## ASSIGNED TASK
Give the data again in full, exactly as written below.

## RECORDS FOR THE TASK
=== Begin Enclosure ===

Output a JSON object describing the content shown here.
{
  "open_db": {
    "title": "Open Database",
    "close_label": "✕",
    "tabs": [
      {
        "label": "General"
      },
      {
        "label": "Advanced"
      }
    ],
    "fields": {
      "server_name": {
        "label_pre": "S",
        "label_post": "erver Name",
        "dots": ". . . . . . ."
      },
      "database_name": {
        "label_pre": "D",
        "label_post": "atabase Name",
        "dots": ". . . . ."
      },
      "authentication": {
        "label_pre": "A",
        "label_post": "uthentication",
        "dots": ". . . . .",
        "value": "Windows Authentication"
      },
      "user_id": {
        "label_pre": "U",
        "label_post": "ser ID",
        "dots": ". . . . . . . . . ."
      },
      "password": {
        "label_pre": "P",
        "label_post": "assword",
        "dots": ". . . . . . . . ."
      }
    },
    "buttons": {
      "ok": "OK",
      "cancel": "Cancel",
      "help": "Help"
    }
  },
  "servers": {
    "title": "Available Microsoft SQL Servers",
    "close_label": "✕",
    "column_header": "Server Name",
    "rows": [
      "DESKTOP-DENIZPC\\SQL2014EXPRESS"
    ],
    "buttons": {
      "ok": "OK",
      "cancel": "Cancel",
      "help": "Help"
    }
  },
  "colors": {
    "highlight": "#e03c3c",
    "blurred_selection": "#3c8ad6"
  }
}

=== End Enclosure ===

## RESPONSE TO THIS EXERCISE
Output a JSON object describing the content shown here.
{
  "open_db": {
    "title": "Open Database",
    "close_label": "✕",
    "tabs": [
      {
        "label": "General"
      },
      {
        "label": "Advanced"
      }
    ],
    "fields": {
      "server_name": {
        "label_pre": "S",
        "label_post": "erver Name",
        "dots": ". . . . . . ."
      },
      "database_name": {
        "label_pre": "D",
        "label_post": "atabase Name",
        "dots": ". . . . ."
      },
      "authentication": {
        "label_pre": "A",
        "label_post": "uthentication",
        "dots": ". . . . .",
        "value": "Windows Authentication"
      },
      "user_id": {
        "label_pre": "U",
        "label_post": "ser ID",
        "dots": ". . . . . . . . . ."
      },
      "password": {
        "label_pre": "P",
        "label_post": "assword",
        "dots": ". . . . . . . . ."
      }
    },
    "buttons": {
      "ok": "OK",
      "cancel": "Cancel",
      "help": "Help"
    }
  },
  "servers": {
    "title": "Available Microsoft SQL Servers",
    "close_label": "✕",
    "column_header": "Server Name",
    "rows": [
      "DESKTOP-DENIZPC\\SQL2014EXPRESS"
    ],
    "buttons": {
      "ok": "OK",
      "cancel": "Cancel",
      "help": "Help"
    }
  },
  "colors": {
    "highlight": "#e03c3c",
    "blurred_selection": "#3c8ad6"
  }
}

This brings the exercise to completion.